IBM’s aim seems to be to offer the broadest global service offering for the most discerning enterprise customers, it has stated a goal of having cloud in every major market and key financial center. They’re also one-upping AWS‘s approach to global roll outs. Whereas AWS tends to introduce a select range of its services in a new geography first before extending the portfolio of services available, IBM is promising that all of its datacenters will offers all the different services IBM offers.
In terms of technical details, IBM datacenters are designed to consist of a minimum of four PODS (points of distribution), stand-alone units consisting of 4,000 servers. Each POD is not reliant on any other POD for service and carries guaranteed uptime of 99.9 percent. Clients can choose to locate in a single POD at 99.9 percent or can be distributed across multiple PODs to increase their uptime ratio. IBM is, once again, taking the battle directly to AWS. Their briefing materials give a use-case example of how AWS is less reliable than the new IBM offering:
For example, a retail CIO that receives an unanticipated spike in traffic can spread the company’s workload among multiple PODS and data centers guaranteeing uptime and staying in business. To avoid scenarios such as suffered by Amazon.com which went down in January 2013, costing the online retailer an estimated $5 million in sales.

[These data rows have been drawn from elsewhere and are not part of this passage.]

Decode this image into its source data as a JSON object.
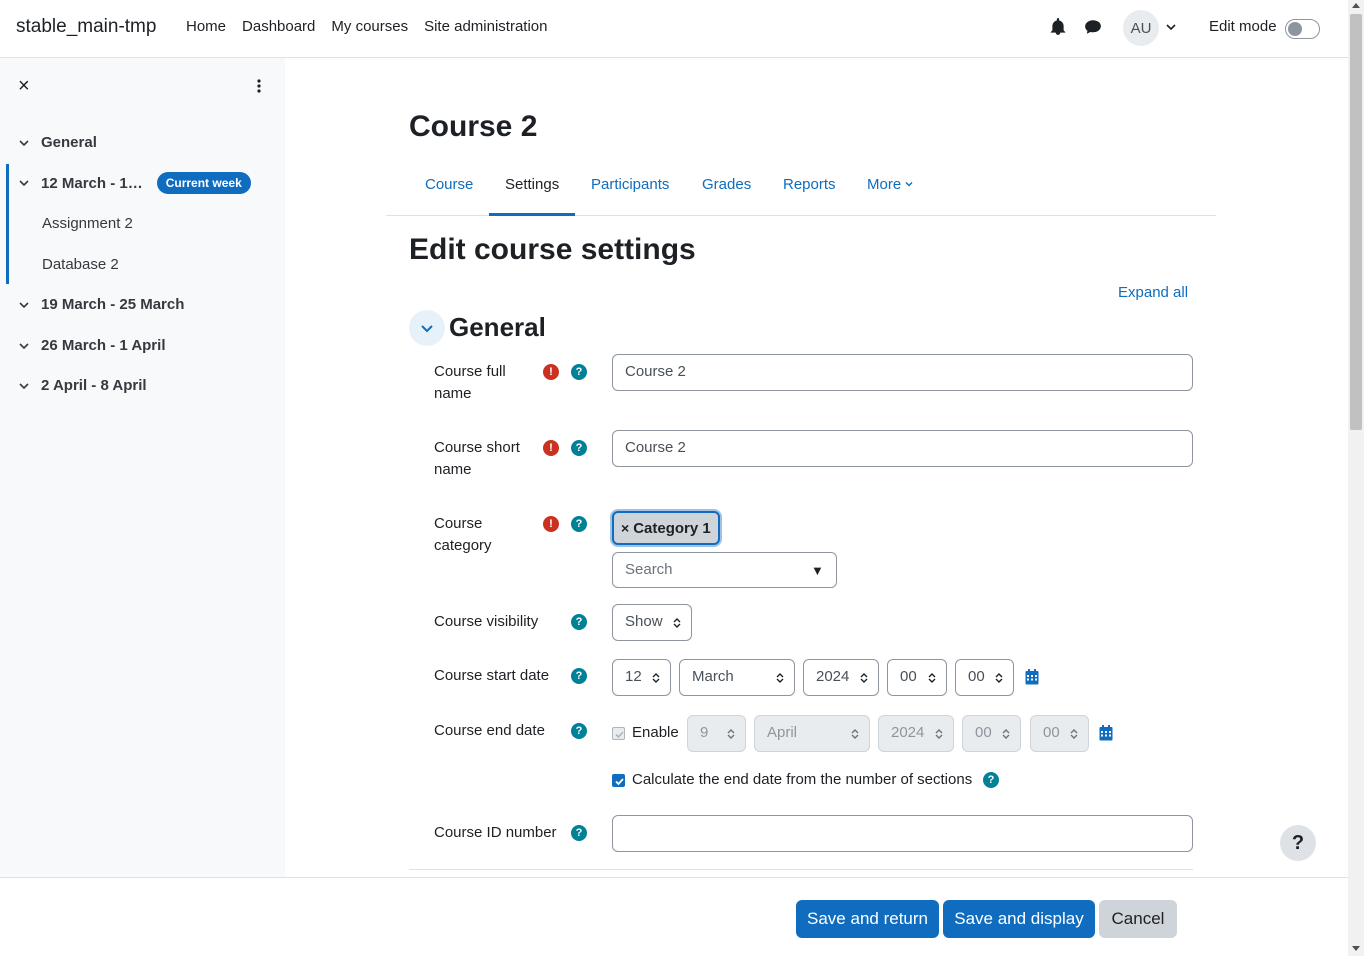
{
  "site_name": "stable_main-tmp",
  "topnav": [
    "Home",
    "Dashboard",
    "My courses",
    "Site administration"
  ],
  "icons": {
    "notifications": "bell-icon",
    "messages": "chat-bubble-icon",
    "user_menu": "chevron-down-icon"
  },
  "user": {
    "initials": "AU"
  },
  "edit_mode": {
    "label": "Edit mode",
    "on": false
  },
  "drawer": {
    "close": "×",
    "sections": [
      {
        "label": "General"
      },
      {
        "label": "12 March - 1…",
        "badge": "Current week",
        "items": [
          "Assignment 2",
          "Database 2"
        ]
      },
      {
        "label": "19 March - 25 March"
      },
      {
        "label": "26 March - 1 April"
      },
      {
        "label": "2 April - 8 April"
      }
    ]
  },
  "course_title": "Course 2",
  "tabs": [
    {
      "label": "Course",
      "active": false
    },
    {
      "label": "Settings",
      "active": true
    },
    {
      "label": "Participants",
      "active": false
    },
    {
      "label": "Grades",
      "active": false
    },
    {
      "label": "Reports",
      "active": false
    },
    {
      "label": "More",
      "active": false
    }
  ],
  "page_heading": "Edit course settings",
  "expand_all": "Expand all",
  "section": {
    "title": "General"
  },
  "form": {
    "fullname": {
      "label_line1": "Course full",
      "label_line2": "name",
      "value": "Course 2"
    },
    "shortname": {
      "label_line1": "Course short",
      "label_line2": "name",
      "value": "Course 2"
    },
    "category": {
      "label_line1": "Course",
      "label_line2": "category",
      "selected": "Category 1",
      "remove": "×",
      "search_placeholder": "Search",
      "caret": "▼"
    },
    "visibility": {
      "label": "Course visibility",
      "value": "Show"
    },
    "startdate": {
      "label": "Course start date",
      "day": "12",
      "month": "March",
      "year": "2024",
      "hour": "00",
      "minute": "00"
    },
    "enddate": {
      "label": "Course end date",
      "enable_label": "Enable",
      "enabled": true,
      "day": "9",
      "month": "April",
      "year": "2024",
      "hour": "00",
      "minute": "00"
    },
    "calc_end": {
      "label": "Calculate the end date from the number of sections",
      "checked": true
    },
    "idnumber": {
      "label": "Course ID number",
      "value": ""
    }
  },
  "help_glyph": "?",
  "required_glyph": "!",
  "buttons": {
    "save_return": "Save and return",
    "save_display": "Save and display",
    "cancel": "Cancel"
  },
  "colors": {
    "primary": "#0f6cbf",
    "required": "#ca3120",
    "help": "#008196"
  }
}
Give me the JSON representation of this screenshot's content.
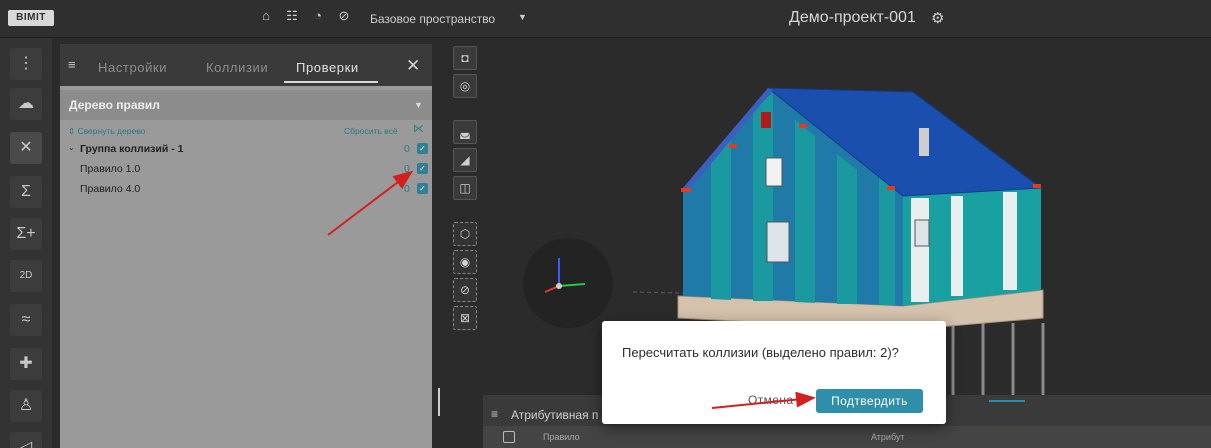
{
  "topbar": {
    "logo": "BIMIT",
    "workspace": "Базовое пространство",
    "project": "Демо-проект-001",
    "icons": [
      "briefcase-icon",
      "people-icon",
      "clash-icon",
      "check-circle-icon"
    ]
  },
  "leftbar": {
    "items": [
      "tree-icon",
      "cloud-icon",
      "collision-icon",
      "sigma-icon",
      "sigma-plus-icon",
      "2d-icon",
      "compare-icon",
      "puzzle-icon",
      "user-check-icon",
      "send-icon"
    ]
  },
  "panel": {
    "tabs": [
      "Настройки",
      "Коллизии",
      "Проверки"
    ],
    "active_tab": "Проверки",
    "tree_select": "Дерево правил",
    "collapse": "Свернуть дерево",
    "reset": "Сбросить всё",
    "rows": [
      {
        "name": "Группа коллизий - 1",
        "count": "0",
        "checked": true
      },
      {
        "name": "Правило 1.0",
        "count": "0",
        "checked": true
      },
      {
        "name": "Правило 4.0",
        "count": "0",
        "checked": true
      }
    ]
  },
  "attr": {
    "title": "Атрибутивная п",
    "col1": "Правило",
    "col2": "Атрибут"
  },
  "dialog": {
    "message": "Пересчитать коллизии (выделено правил: 2)?",
    "cancel": "Отмена",
    "confirm": "Подтвердить"
  },
  "colors": {
    "accent": "#2f8fab",
    "annotation": "#d21f1f"
  }
}
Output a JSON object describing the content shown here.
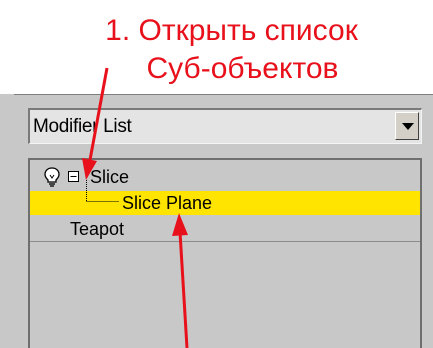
{
  "annotation": {
    "line_1": "1. Открыть список",
    "line_2": "Суб-объектов",
    "color": "#e8111b"
  },
  "modifier_dropdown": {
    "value": "Modifier List",
    "arrow_icon": "chevron-down-icon"
  },
  "stack": {
    "items": [
      {
        "label": "Slice",
        "icons": [
          "lightbulb-icon",
          "collapse-minus-icon"
        ],
        "expanded": true
      },
      {
        "label": "Slice Plane",
        "selected": true,
        "highlight_color": "#ffe400"
      },
      {
        "label": "Teapot"
      }
    ]
  },
  "colors": {
    "panel_background": "#c8c8c8",
    "selection_highlight": "#ffe400",
    "annotation_red": "#e8111b"
  }
}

Interestingly IBM is confirming rumors that Softlayer will be the default platform for all the cloud infrastructure it offers going forwards – all of these data centers will be based on Softlayer, the final admission perhaps that IBM’s SmartCloud wasn’t so… smart. In fact IBM is saying that they will fully double the Softlayer capacity that is available to customers. They’re also leveraging the Softlayer network already in place. Again from the company:
IBM SoftLayer is able to deliver high performance services to locales across the globe quickly. These local cloud hubs will give clients unique access to data quickly without having to wait for servers several countries away to respond to clicks. SoftLayer’s high performance private network also makes it possible to build global applications that do not require or use the public internet to connect to servers that sit in multiple countries which helps avoid any disruptions caused by other traffic on a public network.
Somewhat confusingly, in response to questions about SmartCloud, IBM responded that:
SmartCloud Enterprise + which combines managed services for highly complex projects will maintain its technology and branding.
Hmmm. I wonder. Anyway, there’s no doubt that IBM are deadly serious about this cloud opportunity. While AWS is certainly in front of the pack when it comes to public cloud, there’s a whole world of enterprise customers looking for something a little different. Quite rightly these enterprises are where IBM is focusing.